Available records
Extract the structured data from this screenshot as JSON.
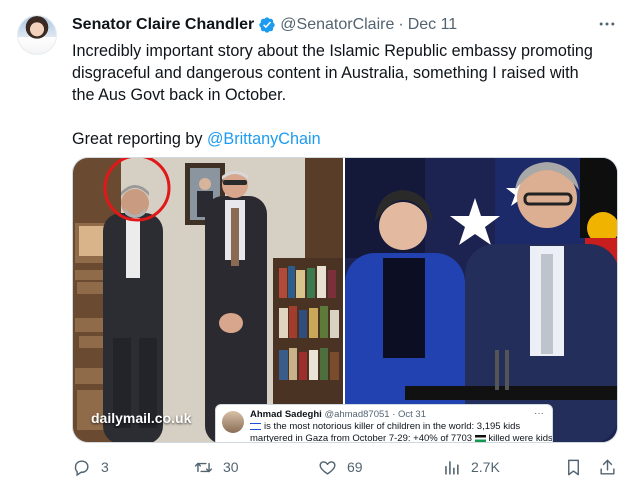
{
  "tweet": {
    "author_name": "Senator Claire Chandler",
    "handle": "@SenatorClaire",
    "separator": "·",
    "date": "Dec 11",
    "more_icon": "ellipsis-icon",
    "verified_color": "#1d9bf0",
    "text_lines": [
      "Incredibly important story about the Islamic Republic embassy promoting",
      "disgraceful and dangerous content in Australia, something I raised with",
      "the Aus Govt back in October."
    ],
    "reporting_prefix": "Great reporting by ",
    "mention": "@BrittanyChain"
  },
  "media": {
    "left_caption": "dailymail.co.uk",
    "embedded_tweet": {
      "author": "Ahmad Sadeghi",
      "handle": "@ahmad87051",
      "date": "· Oct 31",
      "line1": "is the most notorious killer of children in the world: 3,195 kids",
      "line2": "martyered in Gaza from October 7-29: +40% of 7703",
      "line2_end": "killed were kids:"
    }
  },
  "actions": {
    "reply_count": "3",
    "retweet_count": "30",
    "like_count": "69",
    "views_count": "2.7K"
  },
  "colors": {
    "text": "#0f1419",
    "secondary": "#536471",
    "link": "#1d9bf0",
    "border": "#cfd9de"
  }
}
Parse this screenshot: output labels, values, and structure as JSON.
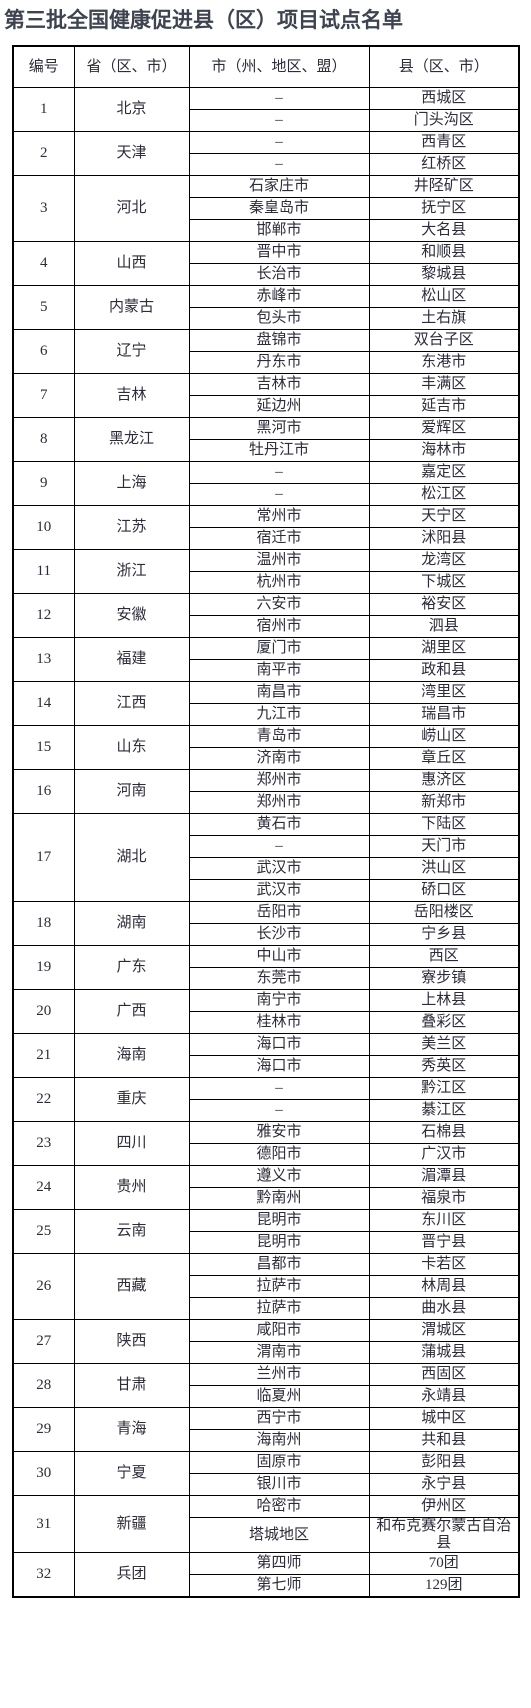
{
  "title": "第三批全国健康促进县（区）项目试点名单",
  "table": {
    "headers": [
      "编号",
      "省（区、市）",
      "市（州、地区、盟）",
      "县（区、市）"
    ],
    "rows": [
      {
        "no": "1",
        "province": "北京",
        "entries": [
          [
            "–",
            "西城区"
          ],
          [
            "–",
            "门头沟区"
          ]
        ]
      },
      {
        "no": "2",
        "province": "天津",
        "entries": [
          [
            "–",
            "西青区"
          ],
          [
            "–",
            "红桥区"
          ]
        ]
      },
      {
        "no": "3",
        "province": "河北",
        "entries": [
          [
            "石家庄市",
            "井陉矿区"
          ],
          [
            "秦皇岛市",
            "抚宁区"
          ],
          [
            "邯郸市",
            "大名县"
          ]
        ]
      },
      {
        "no": "4",
        "province": "山西",
        "entries": [
          [
            "晋中市",
            "和顺县"
          ],
          [
            "长治市",
            "黎城县"
          ]
        ]
      },
      {
        "no": "5",
        "province": "内蒙古",
        "entries": [
          [
            "赤峰市",
            "松山区"
          ],
          [
            "包头市",
            "土右旗"
          ]
        ]
      },
      {
        "no": "6",
        "province": "辽宁",
        "entries": [
          [
            "盘锦市",
            "双台子区"
          ],
          [
            "丹东市",
            "东港市"
          ]
        ]
      },
      {
        "no": "7",
        "province": "吉林",
        "entries": [
          [
            "吉林市",
            "丰满区"
          ],
          [
            "延边州",
            "延吉市"
          ]
        ]
      },
      {
        "no": "8",
        "province": "黑龙江",
        "entries": [
          [
            "黑河市",
            "爱辉区"
          ],
          [
            "牡丹江市",
            "海林市"
          ]
        ]
      },
      {
        "no": "9",
        "province": "上海",
        "entries": [
          [
            "–",
            "嘉定区"
          ],
          [
            "–",
            "松江区"
          ]
        ]
      },
      {
        "no": "10",
        "province": "江苏",
        "entries": [
          [
            "常州市",
            "天宁区"
          ],
          [
            "宿迁市",
            "沭阳县"
          ]
        ]
      },
      {
        "no": "11",
        "province": "浙江",
        "entries": [
          [
            "温州市",
            "龙湾区"
          ],
          [
            "杭州市",
            "下城区"
          ]
        ]
      },
      {
        "no": "12",
        "province": "安徽",
        "entries": [
          [
            "六安市",
            "裕安区"
          ],
          [
            "宿州市",
            "泗县"
          ]
        ]
      },
      {
        "no": "13",
        "province": "福建",
        "entries": [
          [
            "厦门市",
            "湖里区"
          ],
          [
            "南平市",
            "政和县"
          ]
        ]
      },
      {
        "no": "14",
        "province": "江西",
        "entries": [
          [
            "南昌市",
            "湾里区"
          ],
          [
            "九江市",
            "瑞昌市"
          ]
        ]
      },
      {
        "no": "15",
        "province": "山东",
        "entries": [
          [
            "青岛市",
            "崂山区"
          ],
          [
            "济南市",
            "章丘区"
          ]
        ]
      },
      {
        "no": "16",
        "province": "河南",
        "entries": [
          [
            "郑州市",
            "惠济区"
          ],
          [
            "郑州市",
            "新郑市"
          ]
        ]
      },
      {
        "no": "17",
        "province": "湖北",
        "entries": [
          [
            "黄石市",
            "下陆区"
          ],
          [
            "–",
            "天门市"
          ],
          [
            "武汉市",
            "洪山区"
          ],
          [
            "武汉市",
            "硚口区"
          ]
        ]
      },
      {
        "no": "18",
        "province": "湖南",
        "entries": [
          [
            "岳阳市",
            "岳阳楼区"
          ],
          [
            "长沙市",
            "宁乡县"
          ]
        ]
      },
      {
        "no": "19",
        "province": "广东",
        "entries": [
          [
            "中山市",
            "西区"
          ],
          [
            "东莞市",
            "寮步镇"
          ]
        ]
      },
      {
        "no": "20",
        "province": "广西",
        "entries": [
          [
            "南宁市",
            "上林县"
          ],
          [
            "桂林市",
            "叠彩区"
          ]
        ]
      },
      {
        "no": "21",
        "province": "海南",
        "entries": [
          [
            "海口市",
            "美兰区"
          ],
          [
            "海口市",
            "秀英区"
          ]
        ]
      },
      {
        "no": "22",
        "province": "重庆",
        "entries": [
          [
            "–",
            "黔江区"
          ],
          [
            "–",
            "綦江区"
          ]
        ]
      },
      {
        "no": "23",
        "province": "四川",
        "entries": [
          [
            "雅安市",
            "石棉县"
          ],
          [
            "德阳市",
            "广汉市"
          ]
        ]
      },
      {
        "no": "24",
        "province": "贵州",
        "entries": [
          [
            "遵义市",
            "湄潭县"
          ],
          [
            "黔南州",
            "福泉市"
          ]
        ]
      },
      {
        "no": "25",
        "province": "云南",
        "entries": [
          [
            "昆明市",
            "东川区"
          ],
          [
            "昆明市",
            "晋宁县"
          ]
        ]
      },
      {
        "no": "26",
        "province": "西藏",
        "entries": [
          [
            "昌都市",
            "卡若区"
          ],
          [
            "拉萨市",
            "林周县"
          ],
          [
            "拉萨市",
            "曲水县"
          ]
        ]
      },
      {
        "no": "27",
        "province": "陕西",
        "entries": [
          [
            "咸阳市",
            "渭城区"
          ],
          [
            "渭南市",
            "蒲城县"
          ]
        ]
      },
      {
        "no": "28",
        "province": "甘肃",
        "entries": [
          [
            "兰州市",
            "西固区"
          ],
          [
            "临夏州",
            "永靖县"
          ]
        ]
      },
      {
        "no": "29",
        "province": "青海",
        "entries": [
          [
            "西宁市",
            "城中区"
          ],
          [
            "海南州",
            "共和县"
          ]
        ]
      },
      {
        "no": "30",
        "province": "宁夏",
        "entries": [
          [
            "固原市",
            "彭阳县"
          ],
          [
            "银川市",
            "永宁县"
          ]
        ]
      },
      {
        "no": "31",
        "province": "新疆",
        "entries": [
          [
            "哈密市",
            "伊州区"
          ],
          [
            "塔城地区",
            "和布克赛尔蒙古自治县"
          ]
        ]
      },
      {
        "no": "32",
        "province": "兵团",
        "entries": [
          [
            "第四师",
            "70团"
          ],
          [
            "第七师",
            "129团"
          ]
        ]
      }
    ]
  }
}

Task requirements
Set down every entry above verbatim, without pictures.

Solution to this task
Extract the structured data from this screenshot as JSON.
{
  "tweet": {
    "author_name": "Senator Claire Chandler",
    "handle": "@SenatorClaire",
    "separator": "·",
    "date": "Dec 11",
    "more_icon": "ellipsis-icon",
    "verified_color": "#1d9bf0",
    "text_lines": [
      "Incredibly important story about the Islamic Republic embassy promoting",
      "disgraceful and dangerous content in Australia, something I raised with",
      "the Aus Govt back in October."
    ],
    "reporting_prefix": "Great reporting by ",
    "mention": "@BrittanyChain"
  },
  "media": {
    "left_caption": "dailymail.co.uk",
    "embedded_tweet": {
      "author": "Ahmad Sadeghi",
      "handle": "@ahmad87051",
      "date": "· Oct 31",
      "line1": "is the most notorious killer of children in the world: 3,195 kids",
      "line2": "martyered in Gaza from October 7-29: +40% of 7703",
      "line2_end": "killed were kids:"
    }
  },
  "actions": {
    "reply_count": "3",
    "retweet_count": "30",
    "like_count": "69",
    "views_count": "2.7K"
  },
  "colors": {
    "text": "#0f1419",
    "secondary": "#536471",
    "link": "#1d9bf0",
    "border": "#cfd9de"
  }
}
Parse this screenshot: output labels, values, and structure as JSON.
{
  "title": "第三批全国健康促进县（区）项目试点名单",
  "table": {
    "headers": [
      "编号",
      "省（区、市）",
      "市（州、地区、盟）",
      "县（区、市）"
    ],
    "rows": [
      {
        "no": "1",
        "province": "北京",
        "entries": [
          [
            "–",
            "西城区"
          ],
          [
            "–",
            "门头沟区"
          ]
        ]
      },
      {
        "no": "2",
        "province": "天津",
        "entries": [
          [
            "–",
            "西青区"
          ],
          [
            "–",
            "红桥区"
          ]
        ]
      },
      {
        "no": "3",
        "province": "河北",
        "entries": [
          [
            "石家庄市",
            "井陉矿区"
          ],
          [
            "秦皇岛市",
            "抚宁区"
          ],
          [
            "邯郸市",
            "大名县"
          ]
        ]
      },
      {
        "no": "4",
        "province": "山西",
        "entries": [
          [
            "晋中市",
            "和顺县"
          ],
          [
            "长治市",
            "黎城县"
          ]
        ]
      },
      {
        "no": "5",
        "province": "内蒙古",
        "entries": [
          [
            "赤峰市",
            "松山区"
          ],
          [
            "包头市",
            "土右旗"
          ]
        ]
      },
      {
        "no": "6",
        "province": "辽宁",
        "entries": [
          [
            "盘锦市",
            "双台子区"
          ],
          [
            "丹东市",
            "东港市"
          ]
        ]
      },
      {
        "no": "7",
        "province": "吉林",
        "entries": [
          [
            "吉林市",
            "丰满区"
          ],
          [
            "延边州",
            "延吉市"
          ]
        ]
      },
      {
        "no": "8",
        "province": "黑龙江",
        "entries": [
          [
            "黑河市",
            "爱辉区"
          ],
          [
            "牡丹江市",
            "海林市"
          ]
        ]
      },
      {
        "no": "9",
        "province": "上海",
        "entries": [
          [
            "–",
            "嘉定区"
          ],
          [
            "–",
            "松江区"
          ]
        ]
      },
      {
        "no": "10",
        "province": "江苏",
        "entries": [
          [
            "常州市",
            "天宁区"
          ],
          [
            "宿迁市",
            "沭阳县"
          ]
        ]
      },
      {
        "no": "11",
        "province": "浙江",
        "entries": [
          [
            "温州市",
            "龙湾区"
          ],
          [
            "杭州市",
            "下城区"
          ]
        ]
      },
      {
        "no": "12",
        "province": "安徽",
        "entries": [
          [
            "六安市",
            "裕安区"
          ],
          [
            "宿州市",
            "泗县"
          ]
        ]
      },
      {
        "no": "13",
        "province": "福建",
        "entries": [
          [
            "厦门市",
            "湖里区"
          ],
          [
            "南平市",
            "政和县"
          ]
        ]
      },
      {
        "no": "14",
        "province": "江西",
        "entries": [
          [
            "南昌市",
            "湾里区"
          ],
          [
            "九江市",
            "瑞昌市"
          ]
        ]
      },
      {
        "no": "15",
        "province": "山东",
        "entries": [
          [
            "青岛市",
            "崂山区"
          ],
          [
            "济南市",
            "章丘区"
          ]
        ]
      },
      {
        "no": "16",
        "province": "河南",
        "entries": [
          [
            "郑州市",
            "惠济区"
          ],
          [
            "郑州市",
            "新郑市"
          ]
        ]
      },
      {
        "no": "17",
        "province": "湖北",
        "entries": [
          [
            "黄石市",
            "下陆区"
          ],
          [
            "–",
            "天门市"
          ],
          [
            "武汉市",
            "洪山区"
          ],
          [
            "武汉市",
            "硚口区"
          ]
        ]
      },
      {
        "no": "18",
        "province": "湖南",
        "entries": [
          [
            "岳阳市",
            "岳阳楼区"
          ],
          [
            "长沙市",
            "宁乡县"
          ]
        ]
      },
      {
        "no": "19",
        "province": "广东",
        "entries": [
          [
            "中山市",
            "西区"
          ],
          [
            "东莞市",
            "寮步镇"
          ]
        ]
      },
      {
        "no": "20",
        "province": "广西",
        "entries": [
          [
            "南宁市",
            "上林县"
          ],
          [
            "桂林市",
            "叠彩区"
          ]
        ]
      },
      {
        "no": "21",
        "province": "海南",
        "entries": [
          [
            "海口市",
            "美兰区"
          ],
          [
            "海口市",
            "秀英区"
          ]
        ]
      },
      {
        "no": "22",
        "province": "重庆",
        "entries": [
          [
            "–",
            "黔江区"
          ],
          [
            "–",
            "綦江区"
          ]
        ]
      },
      {
        "no": "23",
        "province": "四川",
        "entries": [
          [
            "雅安市",
            "石棉县"
          ],
          [
            "德阳市",
            "广汉市"
          ]
        ]
      },
      {
        "no": "24",
        "province": "贵州",
        "entries": [
          [
            "遵义市",
            "湄潭县"
          ],
          [
            "黔南州",
            "福泉市"
          ]
        ]
      },
      {
        "no": "25",
        "province": "云南",
        "entries": [
          [
            "昆明市",
            "东川区"
          ],
          [
            "昆明市",
            "晋宁县"
          ]
        ]
      },
      {
        "no": "26",
        "province": "西藏",
        "entries": [
          [
            "昌都市",
            "卡若区"
          ],
          [
            "拉萨市",
            "林周县"
          ],
          [
            "拉萨市",
            "曲水县"
          ]
        ]
      },
      {
        "no": "27",
        "province": "陕西",
        "entries": [
          [
            "咸阳市",
            "渭城区"
          ],
          [
            "渭南市",
            "蒲城县"
          ]
        ]
      },
      {
        "no": "28",
        "province": "甘肃",
        "entries": [
          [
            "兰州市",
            "西固区"
          ],
          [
            "临夏州",
            "永靖县"
          ]
        ]
      },
      {
        "no": "29",
        "province": "青海",
        "entries": [
          [
            "西宁市",
            "城中区"
          ],
          [
            "海南州",
            "共和县"
          ]
        ]
      },
      {
        "no": "30",
        "province": "宁夏",
        "entries": [
          [
            "固原市",
            "彭阳县"
          ],
          [
            "银川市",
            "永宁县"
          ]
        ]
      },
      {
        "no": "31",
        "province": "新疆",
        "entries": [
          [
            "哈密市",
            "伊州区"
          ],
          [
            "塔城地区",
            "和布克赛尔蒙古自治县"
          ]
        ]
      },
      {
        "no": "32",
        "province": "兵团",
        "entries": [
          [
            "第四师",
            "70团"
          ],
          [
            "第七师",
            "129团"
          ]
        ]
      }
    ]
  }
}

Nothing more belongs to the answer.